• **REQUIRED ACTION**: Whenever the word "Service" appears in a line of the data below, copy that line.

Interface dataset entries
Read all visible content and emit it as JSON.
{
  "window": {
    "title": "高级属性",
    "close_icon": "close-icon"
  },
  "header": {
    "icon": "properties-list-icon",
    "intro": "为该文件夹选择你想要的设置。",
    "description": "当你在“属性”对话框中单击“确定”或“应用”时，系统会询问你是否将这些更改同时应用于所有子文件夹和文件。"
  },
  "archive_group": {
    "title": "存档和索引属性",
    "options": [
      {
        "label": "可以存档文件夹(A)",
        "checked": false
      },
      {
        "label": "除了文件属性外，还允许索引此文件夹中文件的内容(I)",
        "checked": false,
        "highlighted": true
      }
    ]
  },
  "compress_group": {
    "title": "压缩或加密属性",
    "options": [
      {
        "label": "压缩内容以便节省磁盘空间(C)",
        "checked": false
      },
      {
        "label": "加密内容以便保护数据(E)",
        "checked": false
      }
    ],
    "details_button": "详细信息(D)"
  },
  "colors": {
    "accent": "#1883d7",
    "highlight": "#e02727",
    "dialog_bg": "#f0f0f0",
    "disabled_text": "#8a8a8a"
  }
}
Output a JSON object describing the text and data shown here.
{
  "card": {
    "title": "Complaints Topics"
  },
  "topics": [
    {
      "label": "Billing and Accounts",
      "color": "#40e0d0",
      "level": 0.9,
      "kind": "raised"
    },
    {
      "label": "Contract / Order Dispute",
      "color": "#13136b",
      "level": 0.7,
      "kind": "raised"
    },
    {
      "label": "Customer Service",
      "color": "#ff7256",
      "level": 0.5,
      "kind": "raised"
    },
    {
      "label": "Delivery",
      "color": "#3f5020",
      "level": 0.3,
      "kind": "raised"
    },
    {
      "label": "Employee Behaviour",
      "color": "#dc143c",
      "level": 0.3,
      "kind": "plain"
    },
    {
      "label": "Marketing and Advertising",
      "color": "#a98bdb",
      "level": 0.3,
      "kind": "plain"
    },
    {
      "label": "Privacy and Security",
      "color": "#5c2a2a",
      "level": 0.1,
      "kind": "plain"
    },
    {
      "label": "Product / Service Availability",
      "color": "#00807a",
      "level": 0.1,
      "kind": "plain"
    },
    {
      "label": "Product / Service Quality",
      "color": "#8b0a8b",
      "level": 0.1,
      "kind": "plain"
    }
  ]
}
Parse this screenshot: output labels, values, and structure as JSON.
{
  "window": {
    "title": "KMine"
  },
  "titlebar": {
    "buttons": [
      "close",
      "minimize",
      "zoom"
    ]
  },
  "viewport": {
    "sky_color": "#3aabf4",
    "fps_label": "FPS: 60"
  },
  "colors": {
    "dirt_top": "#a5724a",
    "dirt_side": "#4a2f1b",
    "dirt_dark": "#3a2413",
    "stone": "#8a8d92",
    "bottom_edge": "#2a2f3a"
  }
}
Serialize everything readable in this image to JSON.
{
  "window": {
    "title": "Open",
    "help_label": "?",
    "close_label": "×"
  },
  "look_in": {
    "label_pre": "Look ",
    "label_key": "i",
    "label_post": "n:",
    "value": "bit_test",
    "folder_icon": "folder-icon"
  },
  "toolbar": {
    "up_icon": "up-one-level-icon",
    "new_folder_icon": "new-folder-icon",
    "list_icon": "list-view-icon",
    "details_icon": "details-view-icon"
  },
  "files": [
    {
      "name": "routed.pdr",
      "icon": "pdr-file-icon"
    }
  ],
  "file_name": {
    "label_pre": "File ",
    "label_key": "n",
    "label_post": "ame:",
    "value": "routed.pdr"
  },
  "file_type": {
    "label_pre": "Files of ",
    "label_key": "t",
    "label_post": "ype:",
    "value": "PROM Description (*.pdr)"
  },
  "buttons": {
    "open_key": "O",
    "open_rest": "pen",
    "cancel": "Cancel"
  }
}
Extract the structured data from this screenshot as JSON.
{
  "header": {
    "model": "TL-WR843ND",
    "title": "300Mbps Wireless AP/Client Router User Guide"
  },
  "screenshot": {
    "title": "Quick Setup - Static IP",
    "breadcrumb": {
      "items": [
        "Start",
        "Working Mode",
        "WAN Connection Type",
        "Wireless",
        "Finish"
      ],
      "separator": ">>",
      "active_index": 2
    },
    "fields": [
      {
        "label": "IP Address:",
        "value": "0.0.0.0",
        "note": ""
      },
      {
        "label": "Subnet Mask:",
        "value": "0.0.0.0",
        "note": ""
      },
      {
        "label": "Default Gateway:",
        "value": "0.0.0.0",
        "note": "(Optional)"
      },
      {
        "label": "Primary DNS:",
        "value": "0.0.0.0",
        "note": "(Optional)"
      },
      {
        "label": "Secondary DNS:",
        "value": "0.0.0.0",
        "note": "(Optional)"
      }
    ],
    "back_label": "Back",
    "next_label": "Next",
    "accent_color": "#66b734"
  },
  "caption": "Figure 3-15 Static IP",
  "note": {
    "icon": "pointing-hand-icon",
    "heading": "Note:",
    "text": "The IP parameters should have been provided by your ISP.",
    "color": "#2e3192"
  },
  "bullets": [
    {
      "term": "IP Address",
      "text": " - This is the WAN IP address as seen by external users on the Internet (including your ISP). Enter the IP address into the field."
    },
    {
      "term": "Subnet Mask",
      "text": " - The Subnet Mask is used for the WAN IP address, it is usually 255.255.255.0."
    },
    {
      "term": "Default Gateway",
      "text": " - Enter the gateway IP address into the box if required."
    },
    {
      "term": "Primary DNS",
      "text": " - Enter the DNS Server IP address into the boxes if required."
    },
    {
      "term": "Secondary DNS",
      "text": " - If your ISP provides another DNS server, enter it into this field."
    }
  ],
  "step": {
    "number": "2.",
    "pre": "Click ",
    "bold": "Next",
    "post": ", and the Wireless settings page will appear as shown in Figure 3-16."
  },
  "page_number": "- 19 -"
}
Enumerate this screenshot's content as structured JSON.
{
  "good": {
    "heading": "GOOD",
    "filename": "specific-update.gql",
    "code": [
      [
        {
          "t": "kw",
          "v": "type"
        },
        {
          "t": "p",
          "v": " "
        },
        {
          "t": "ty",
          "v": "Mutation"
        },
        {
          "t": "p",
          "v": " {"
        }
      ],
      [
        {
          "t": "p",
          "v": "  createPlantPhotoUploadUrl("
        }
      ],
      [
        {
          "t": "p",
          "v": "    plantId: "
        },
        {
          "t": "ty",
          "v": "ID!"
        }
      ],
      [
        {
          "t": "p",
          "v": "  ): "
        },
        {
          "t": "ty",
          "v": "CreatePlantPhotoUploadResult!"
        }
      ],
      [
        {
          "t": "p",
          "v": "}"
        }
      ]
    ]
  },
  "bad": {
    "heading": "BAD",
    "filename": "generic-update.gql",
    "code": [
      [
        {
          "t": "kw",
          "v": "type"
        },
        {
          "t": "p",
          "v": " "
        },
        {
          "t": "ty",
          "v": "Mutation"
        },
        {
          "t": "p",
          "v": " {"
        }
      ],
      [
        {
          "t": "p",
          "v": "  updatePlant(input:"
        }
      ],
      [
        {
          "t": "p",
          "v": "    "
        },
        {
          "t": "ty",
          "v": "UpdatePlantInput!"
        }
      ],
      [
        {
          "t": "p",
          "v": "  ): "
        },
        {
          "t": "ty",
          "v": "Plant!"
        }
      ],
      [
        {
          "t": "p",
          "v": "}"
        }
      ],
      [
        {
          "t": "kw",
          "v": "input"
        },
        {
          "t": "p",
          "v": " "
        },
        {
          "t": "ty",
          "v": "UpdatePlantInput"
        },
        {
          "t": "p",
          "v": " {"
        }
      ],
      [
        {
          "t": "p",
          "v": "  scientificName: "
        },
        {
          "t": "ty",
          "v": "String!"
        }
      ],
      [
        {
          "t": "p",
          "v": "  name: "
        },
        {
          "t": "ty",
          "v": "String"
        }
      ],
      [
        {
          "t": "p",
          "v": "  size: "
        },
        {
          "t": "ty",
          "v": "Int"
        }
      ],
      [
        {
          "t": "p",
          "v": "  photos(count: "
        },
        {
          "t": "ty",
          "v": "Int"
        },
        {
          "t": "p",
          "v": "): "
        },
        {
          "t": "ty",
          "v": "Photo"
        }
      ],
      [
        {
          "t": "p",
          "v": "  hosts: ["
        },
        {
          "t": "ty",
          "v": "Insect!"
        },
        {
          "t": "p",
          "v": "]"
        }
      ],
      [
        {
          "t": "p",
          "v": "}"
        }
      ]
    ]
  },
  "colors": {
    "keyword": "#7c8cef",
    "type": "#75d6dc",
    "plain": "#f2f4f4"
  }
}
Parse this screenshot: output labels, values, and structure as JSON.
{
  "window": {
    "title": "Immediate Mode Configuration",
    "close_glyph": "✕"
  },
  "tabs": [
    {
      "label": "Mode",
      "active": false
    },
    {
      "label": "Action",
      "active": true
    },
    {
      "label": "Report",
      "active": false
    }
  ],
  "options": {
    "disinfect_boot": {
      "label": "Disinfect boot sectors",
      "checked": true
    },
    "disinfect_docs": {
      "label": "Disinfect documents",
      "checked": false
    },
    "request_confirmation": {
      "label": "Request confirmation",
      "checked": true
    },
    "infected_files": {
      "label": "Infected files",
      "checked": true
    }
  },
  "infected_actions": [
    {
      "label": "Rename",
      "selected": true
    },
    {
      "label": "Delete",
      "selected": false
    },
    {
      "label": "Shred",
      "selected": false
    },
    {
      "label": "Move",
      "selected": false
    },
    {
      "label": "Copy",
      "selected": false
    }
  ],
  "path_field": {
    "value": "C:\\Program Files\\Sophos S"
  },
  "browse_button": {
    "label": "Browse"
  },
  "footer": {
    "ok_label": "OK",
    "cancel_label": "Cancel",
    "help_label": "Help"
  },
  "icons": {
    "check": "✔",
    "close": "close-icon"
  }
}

• **OUTPUT BELOW**:
      "label": "Customer Service",
      "label": "Product / Service Availability",
      "label": "Product / Service Quality",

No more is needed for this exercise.